MATERIAL SHOWN >>

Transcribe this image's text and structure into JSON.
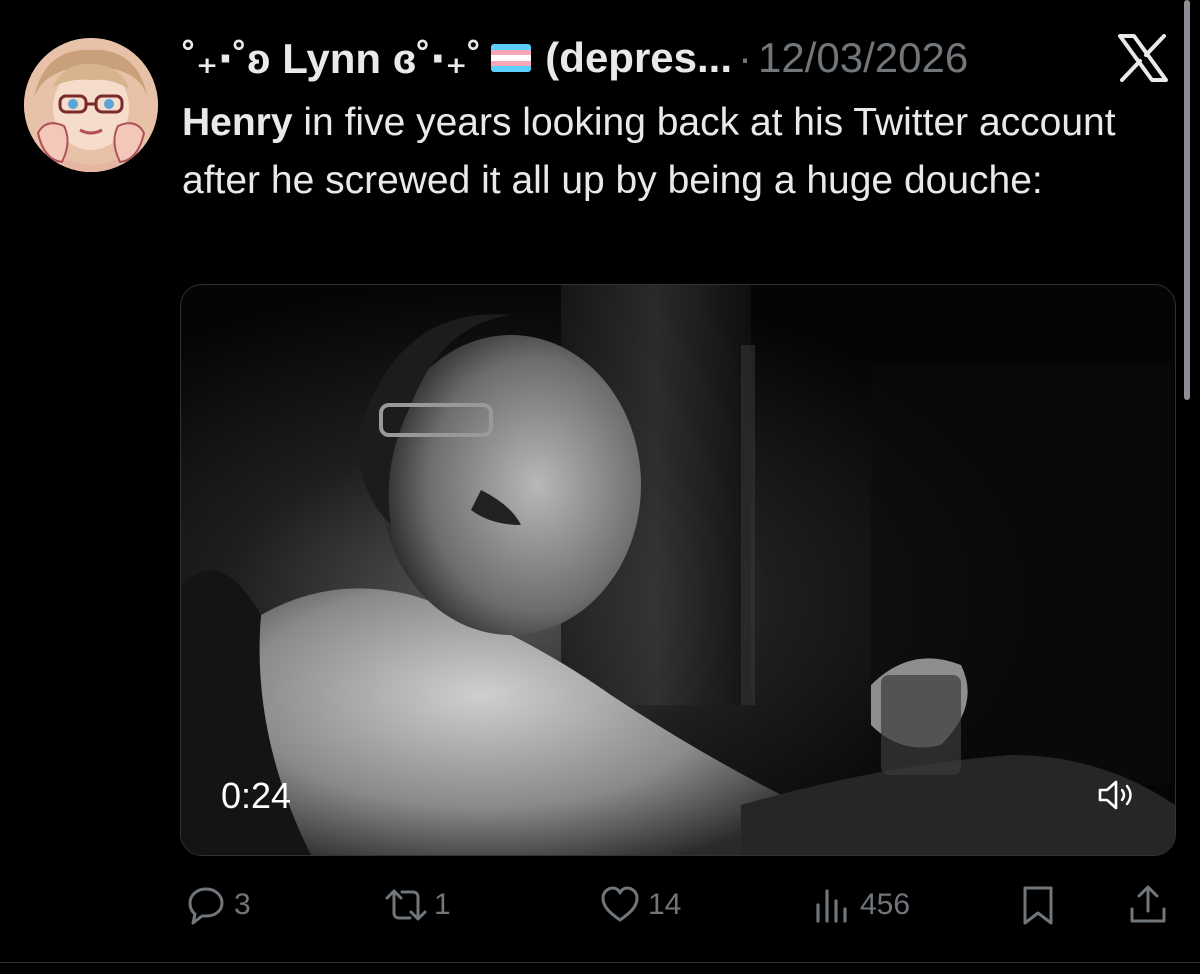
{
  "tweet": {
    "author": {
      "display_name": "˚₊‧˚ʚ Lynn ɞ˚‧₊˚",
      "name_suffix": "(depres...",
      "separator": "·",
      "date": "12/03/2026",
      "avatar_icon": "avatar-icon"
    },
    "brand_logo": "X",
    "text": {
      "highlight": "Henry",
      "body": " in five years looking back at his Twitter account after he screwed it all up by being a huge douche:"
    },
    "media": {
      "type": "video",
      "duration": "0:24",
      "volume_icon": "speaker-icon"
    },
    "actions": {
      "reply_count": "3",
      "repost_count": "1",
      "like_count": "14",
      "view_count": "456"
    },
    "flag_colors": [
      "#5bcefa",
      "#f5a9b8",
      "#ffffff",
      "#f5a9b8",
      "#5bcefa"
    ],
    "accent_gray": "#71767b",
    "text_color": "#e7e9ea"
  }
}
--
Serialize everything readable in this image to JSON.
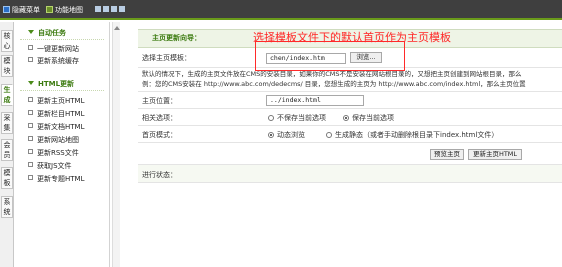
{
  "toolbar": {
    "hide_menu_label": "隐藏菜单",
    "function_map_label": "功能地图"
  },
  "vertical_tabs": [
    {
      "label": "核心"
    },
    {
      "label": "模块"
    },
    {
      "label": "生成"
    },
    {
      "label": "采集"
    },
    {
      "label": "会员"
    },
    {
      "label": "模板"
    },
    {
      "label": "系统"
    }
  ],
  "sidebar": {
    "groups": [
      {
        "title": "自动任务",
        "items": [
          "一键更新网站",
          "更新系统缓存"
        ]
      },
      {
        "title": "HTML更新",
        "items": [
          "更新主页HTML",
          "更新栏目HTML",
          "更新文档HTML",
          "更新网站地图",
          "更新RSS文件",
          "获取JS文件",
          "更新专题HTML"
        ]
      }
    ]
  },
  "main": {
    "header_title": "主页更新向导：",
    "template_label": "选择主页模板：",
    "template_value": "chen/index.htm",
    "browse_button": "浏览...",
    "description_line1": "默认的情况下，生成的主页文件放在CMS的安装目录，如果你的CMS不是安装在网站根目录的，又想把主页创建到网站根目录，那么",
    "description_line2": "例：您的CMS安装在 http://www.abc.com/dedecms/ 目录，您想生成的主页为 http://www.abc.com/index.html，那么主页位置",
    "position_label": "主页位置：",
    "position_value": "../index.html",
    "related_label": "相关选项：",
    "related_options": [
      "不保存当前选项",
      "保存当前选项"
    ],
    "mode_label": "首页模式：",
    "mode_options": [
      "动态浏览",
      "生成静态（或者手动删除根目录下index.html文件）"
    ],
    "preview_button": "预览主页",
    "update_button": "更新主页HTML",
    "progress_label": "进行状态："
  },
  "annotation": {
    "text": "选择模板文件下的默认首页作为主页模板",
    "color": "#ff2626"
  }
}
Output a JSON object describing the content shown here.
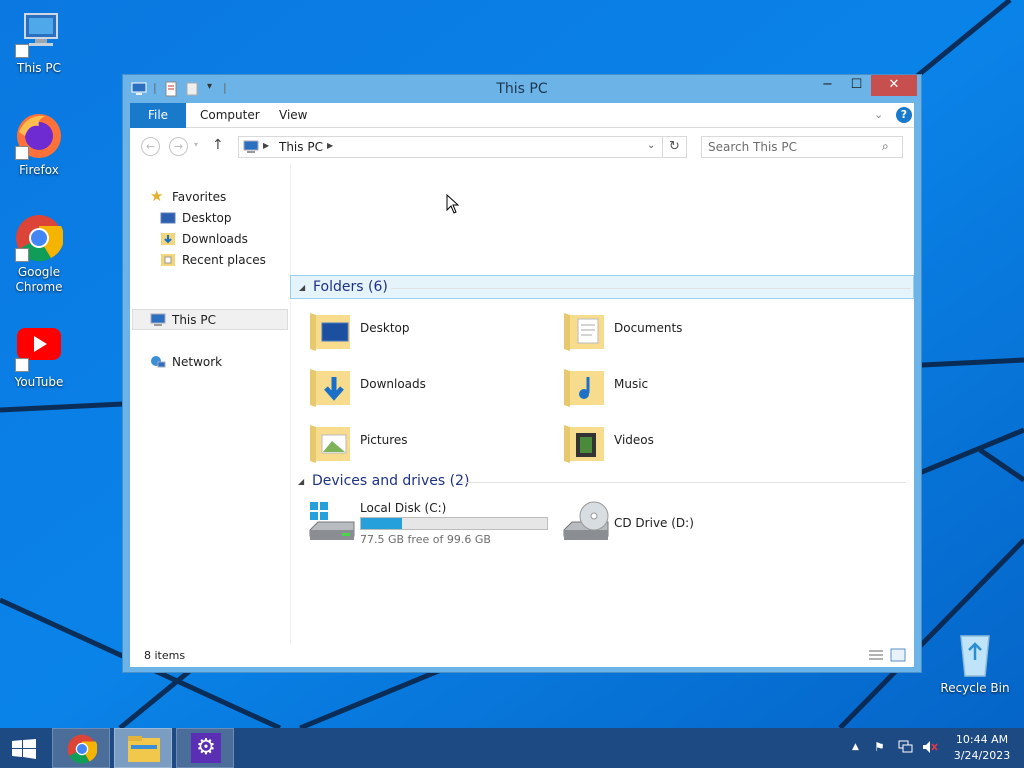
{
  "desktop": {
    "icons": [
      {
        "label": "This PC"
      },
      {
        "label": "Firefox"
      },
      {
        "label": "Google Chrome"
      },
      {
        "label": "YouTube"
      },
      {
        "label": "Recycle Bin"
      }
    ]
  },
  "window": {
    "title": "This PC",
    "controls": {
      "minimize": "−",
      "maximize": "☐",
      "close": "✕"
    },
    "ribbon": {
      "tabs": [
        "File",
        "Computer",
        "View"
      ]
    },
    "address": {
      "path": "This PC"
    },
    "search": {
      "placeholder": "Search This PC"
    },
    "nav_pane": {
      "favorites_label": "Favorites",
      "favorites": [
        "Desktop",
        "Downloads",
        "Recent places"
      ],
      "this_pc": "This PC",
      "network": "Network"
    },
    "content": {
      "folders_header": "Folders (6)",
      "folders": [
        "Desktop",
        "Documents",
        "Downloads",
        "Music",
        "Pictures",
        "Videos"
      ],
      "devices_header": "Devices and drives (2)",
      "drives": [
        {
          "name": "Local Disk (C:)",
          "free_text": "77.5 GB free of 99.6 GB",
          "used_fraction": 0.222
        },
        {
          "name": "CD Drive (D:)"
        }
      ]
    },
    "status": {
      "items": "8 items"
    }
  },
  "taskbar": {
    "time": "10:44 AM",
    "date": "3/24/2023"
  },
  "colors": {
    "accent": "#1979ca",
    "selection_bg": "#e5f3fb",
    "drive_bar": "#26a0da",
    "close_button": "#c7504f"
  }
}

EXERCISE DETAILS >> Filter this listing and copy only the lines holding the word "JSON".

EXERCISE SOLUTION >>
Transcribe this image's text and structure into JSON.
Serialize everything readable in this image to JSON.
Output a JSON object describing the content shown here.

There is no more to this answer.